Recently, our ministry received a heartbreaking letter from a prisoner. He wrote:
“Pastor Dave, I’m in prison because of my sexual addiction. I know I wasn’t born this way, but it’s what I’ve become. I have been married three times and I have four children.
“The truth is, I want to stop, yet I don’t. I quit smoking cold turkey and that was no problem but I’ve never been able to stay away from pornography. I truly believe in the healing power of God and I’ve cried and begged Him for help. But I just can’t seem to find the door to escape from my perversion problem.
“My desire to do the Lord’s will is ever with me, yet I constantly push that desire aside and fall back into my lust. I’ve lied to God, promising never to do it again, but I always go back to it.
“I hurt because I know I’ve made the Lord sick. When I go to chapel, I feel two-faced. There are men here who respect me because I’ve given them good advice, but I haven’t kept it myself. I play the piano and sing in chapel, but I don’t feel right—because I’m not right.
“I’d rather die and go to hell than ever bother another innocent person again. But I don’t want to go to hell. I want to serve God, and I want His love. I’m trapped because I hate what I do, yet somehow I love it. I don’t know what to do.”
I said to this young man: “Don't give up hope. God wants to bring healing to you.”
You must believe that nothing in your life is impossible with God. There is no clutch of the devil He cannot break.
So, dear saint, get hold of faith! Believe God to absolutely change and transform your life. If He transformed the demon-possessed man, brought healing to the woman with the issue of blood and to Jairus’ daughter (see Mark 5), He can provide for you. Our God can fix anything.
“With men it is impossible, but not with God: for with God all things are possible” (Mark 10:27).
God can restore whatever has seemed dead in our lives with just a single word. Are you having financial problems, unable to pay your bills? So it was with the Lord’s disciples—and He fixed their situation supernaturally.
When tax time came around, Christ and His disciples had no money to pay the needed amount. So how did the Lord fix the situation? He sent Peter out to catch a fish. Jesus told him he would find a coin in the mouth of the first fish he caught, and that coin would cover their tax bill. “Go thou to the sea, and cast an hook, and take up the fish . . . and when thou has opened his mouth, thou shalt fine a piece of money: that take, and give unto them for me and thee” (Matthew 17:27).
I can only imagine what Peter must have thought; “Tax money in a fish’s mouth? This I’ve got to see. I’ve been a fisherman all my life, and I’ve seen a lot of things inside fish—worms, hooks, seaweed. But I’ve never seen a coin inside one.” Yet, when Peter reeled in the fish, he opened its mouth to find a gleaming coin. The amount was enough to pay their taxes, just as Jesus had said.

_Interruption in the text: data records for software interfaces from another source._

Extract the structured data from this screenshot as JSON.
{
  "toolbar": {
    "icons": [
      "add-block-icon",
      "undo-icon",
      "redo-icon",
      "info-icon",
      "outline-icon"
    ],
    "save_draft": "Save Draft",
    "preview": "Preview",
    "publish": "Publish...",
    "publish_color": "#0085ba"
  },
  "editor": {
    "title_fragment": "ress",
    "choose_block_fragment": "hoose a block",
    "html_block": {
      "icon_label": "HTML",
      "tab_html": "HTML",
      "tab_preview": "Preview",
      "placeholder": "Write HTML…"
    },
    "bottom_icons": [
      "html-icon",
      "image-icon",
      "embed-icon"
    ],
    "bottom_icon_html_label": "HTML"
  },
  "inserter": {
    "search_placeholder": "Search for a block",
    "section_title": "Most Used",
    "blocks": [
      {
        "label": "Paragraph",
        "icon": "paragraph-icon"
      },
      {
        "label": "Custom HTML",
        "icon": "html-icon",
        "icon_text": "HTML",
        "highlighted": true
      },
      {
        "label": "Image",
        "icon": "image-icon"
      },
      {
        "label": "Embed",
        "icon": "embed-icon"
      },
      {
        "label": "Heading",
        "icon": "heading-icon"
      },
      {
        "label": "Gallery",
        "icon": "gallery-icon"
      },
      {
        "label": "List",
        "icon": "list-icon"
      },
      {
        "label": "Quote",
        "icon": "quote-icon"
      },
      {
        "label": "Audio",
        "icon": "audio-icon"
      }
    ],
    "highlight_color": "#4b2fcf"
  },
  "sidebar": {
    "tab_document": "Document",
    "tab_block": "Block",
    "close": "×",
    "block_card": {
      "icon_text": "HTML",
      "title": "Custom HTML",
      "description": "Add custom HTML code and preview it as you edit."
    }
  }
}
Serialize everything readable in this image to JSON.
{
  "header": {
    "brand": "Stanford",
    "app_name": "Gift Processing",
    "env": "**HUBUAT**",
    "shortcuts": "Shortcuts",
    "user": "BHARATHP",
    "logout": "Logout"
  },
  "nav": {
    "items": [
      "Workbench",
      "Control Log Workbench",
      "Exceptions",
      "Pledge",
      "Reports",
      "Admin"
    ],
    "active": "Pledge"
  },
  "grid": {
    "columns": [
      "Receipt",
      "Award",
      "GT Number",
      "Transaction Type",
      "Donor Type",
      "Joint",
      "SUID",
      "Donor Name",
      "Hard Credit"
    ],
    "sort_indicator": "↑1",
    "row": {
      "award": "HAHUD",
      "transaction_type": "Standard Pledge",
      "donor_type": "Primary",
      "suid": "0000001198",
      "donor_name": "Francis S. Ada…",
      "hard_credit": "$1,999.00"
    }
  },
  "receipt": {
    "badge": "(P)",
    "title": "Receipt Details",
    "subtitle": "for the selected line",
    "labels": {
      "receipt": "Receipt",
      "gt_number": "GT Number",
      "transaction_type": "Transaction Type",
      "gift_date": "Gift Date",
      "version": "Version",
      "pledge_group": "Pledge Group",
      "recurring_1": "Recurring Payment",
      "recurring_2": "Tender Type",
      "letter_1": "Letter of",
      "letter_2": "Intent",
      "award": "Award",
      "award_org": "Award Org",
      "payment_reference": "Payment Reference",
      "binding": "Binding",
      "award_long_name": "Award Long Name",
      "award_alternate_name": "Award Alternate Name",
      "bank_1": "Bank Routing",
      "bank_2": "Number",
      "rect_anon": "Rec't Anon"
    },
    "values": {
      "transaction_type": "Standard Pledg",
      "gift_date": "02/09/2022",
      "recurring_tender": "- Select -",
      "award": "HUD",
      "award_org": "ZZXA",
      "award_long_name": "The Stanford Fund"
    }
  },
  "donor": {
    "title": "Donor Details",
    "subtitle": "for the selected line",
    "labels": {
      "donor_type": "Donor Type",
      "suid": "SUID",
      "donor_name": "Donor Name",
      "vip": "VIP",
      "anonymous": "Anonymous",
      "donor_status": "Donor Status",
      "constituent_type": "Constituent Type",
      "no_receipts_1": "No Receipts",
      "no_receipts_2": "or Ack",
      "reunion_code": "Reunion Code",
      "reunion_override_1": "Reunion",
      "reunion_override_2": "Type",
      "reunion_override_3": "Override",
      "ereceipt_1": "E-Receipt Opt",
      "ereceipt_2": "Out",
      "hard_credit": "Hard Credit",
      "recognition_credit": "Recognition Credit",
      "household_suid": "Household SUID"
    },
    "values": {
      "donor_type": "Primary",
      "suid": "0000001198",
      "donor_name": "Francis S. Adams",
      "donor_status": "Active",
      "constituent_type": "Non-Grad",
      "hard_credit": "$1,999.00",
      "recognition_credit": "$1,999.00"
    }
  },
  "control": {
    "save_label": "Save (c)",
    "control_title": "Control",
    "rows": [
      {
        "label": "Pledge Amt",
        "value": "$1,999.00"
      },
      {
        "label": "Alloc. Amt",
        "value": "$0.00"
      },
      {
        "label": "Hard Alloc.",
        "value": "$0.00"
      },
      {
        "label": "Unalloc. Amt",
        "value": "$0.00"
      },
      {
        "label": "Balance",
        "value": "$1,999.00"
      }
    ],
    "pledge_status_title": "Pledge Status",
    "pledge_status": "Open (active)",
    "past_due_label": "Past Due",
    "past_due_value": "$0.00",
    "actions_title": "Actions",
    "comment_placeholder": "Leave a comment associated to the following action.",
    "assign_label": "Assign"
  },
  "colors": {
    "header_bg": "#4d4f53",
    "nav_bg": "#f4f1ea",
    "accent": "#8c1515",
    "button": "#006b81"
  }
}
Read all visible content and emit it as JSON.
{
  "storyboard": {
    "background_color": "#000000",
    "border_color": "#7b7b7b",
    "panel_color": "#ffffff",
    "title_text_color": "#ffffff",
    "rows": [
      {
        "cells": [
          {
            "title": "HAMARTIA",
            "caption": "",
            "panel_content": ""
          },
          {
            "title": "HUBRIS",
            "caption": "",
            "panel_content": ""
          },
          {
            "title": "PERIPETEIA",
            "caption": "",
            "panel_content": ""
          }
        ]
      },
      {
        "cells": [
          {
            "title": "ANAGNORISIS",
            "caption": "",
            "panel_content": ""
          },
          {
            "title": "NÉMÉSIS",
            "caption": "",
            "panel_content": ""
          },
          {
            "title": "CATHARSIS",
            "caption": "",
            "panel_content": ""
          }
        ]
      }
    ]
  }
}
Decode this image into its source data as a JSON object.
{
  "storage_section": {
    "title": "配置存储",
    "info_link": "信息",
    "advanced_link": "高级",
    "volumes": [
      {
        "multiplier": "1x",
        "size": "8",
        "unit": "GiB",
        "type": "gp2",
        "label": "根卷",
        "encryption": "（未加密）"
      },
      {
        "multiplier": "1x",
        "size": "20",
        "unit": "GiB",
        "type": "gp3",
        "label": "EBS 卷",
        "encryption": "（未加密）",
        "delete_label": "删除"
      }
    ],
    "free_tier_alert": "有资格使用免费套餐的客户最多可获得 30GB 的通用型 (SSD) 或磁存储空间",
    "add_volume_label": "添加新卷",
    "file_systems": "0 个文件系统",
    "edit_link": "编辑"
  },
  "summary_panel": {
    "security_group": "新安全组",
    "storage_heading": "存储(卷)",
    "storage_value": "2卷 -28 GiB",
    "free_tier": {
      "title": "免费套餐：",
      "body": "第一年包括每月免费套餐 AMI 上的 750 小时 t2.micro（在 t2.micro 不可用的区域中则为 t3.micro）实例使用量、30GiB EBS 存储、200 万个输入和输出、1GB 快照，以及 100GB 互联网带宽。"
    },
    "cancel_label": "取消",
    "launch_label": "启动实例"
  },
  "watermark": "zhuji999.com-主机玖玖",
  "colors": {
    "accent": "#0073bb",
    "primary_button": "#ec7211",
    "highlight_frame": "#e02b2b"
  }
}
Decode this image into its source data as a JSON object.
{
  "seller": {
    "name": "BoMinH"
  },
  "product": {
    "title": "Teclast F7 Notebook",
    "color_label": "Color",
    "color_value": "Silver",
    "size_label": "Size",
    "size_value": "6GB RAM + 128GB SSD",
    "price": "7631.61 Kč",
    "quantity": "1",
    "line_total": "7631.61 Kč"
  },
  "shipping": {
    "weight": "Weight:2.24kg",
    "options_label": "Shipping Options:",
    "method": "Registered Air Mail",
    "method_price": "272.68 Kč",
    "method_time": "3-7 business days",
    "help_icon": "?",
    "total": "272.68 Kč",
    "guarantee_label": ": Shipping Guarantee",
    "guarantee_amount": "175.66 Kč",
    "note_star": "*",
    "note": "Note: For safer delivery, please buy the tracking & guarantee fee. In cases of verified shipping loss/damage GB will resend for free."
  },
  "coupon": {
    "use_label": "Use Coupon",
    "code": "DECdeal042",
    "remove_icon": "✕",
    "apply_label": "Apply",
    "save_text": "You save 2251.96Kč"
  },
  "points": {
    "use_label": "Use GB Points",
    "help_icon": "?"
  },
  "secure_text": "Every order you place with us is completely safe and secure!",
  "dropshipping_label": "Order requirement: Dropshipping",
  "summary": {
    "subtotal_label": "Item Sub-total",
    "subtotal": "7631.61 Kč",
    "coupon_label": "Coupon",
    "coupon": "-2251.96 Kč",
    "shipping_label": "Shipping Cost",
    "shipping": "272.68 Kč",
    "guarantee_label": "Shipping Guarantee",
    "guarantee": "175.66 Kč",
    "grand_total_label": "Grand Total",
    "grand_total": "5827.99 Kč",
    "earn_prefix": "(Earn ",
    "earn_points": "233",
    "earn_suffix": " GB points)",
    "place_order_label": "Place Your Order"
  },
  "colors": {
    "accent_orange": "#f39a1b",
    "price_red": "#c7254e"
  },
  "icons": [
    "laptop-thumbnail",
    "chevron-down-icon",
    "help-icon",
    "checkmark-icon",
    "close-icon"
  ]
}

Why did the Spirit move upon the gospel writers to record this story? And why did Jesus choose to fix their situation through a miracle? Why didn’t He just take up an offering, or send the disciples out to work for a day to bring in wages for the tax?
I believe Jesus moved supernaturally here because He wanted to prove to His children that He will do the impossible for us. He can fix any financial problem, any family crisis, any overwhelming need.
He wanted us to know that He is the same God who fed Elijah with bread delivered by ravens (see 1 Kings 17). He fed a crowd of 5,000 (see Mark 6:34-44) and another crowd of 4,000 (Mark 8:1-9) with a few fishes and loaves of bread. He knows that at certain times in our lives only a miracle will do. And He wants to assure us that He can do the impossible for us, in any situation!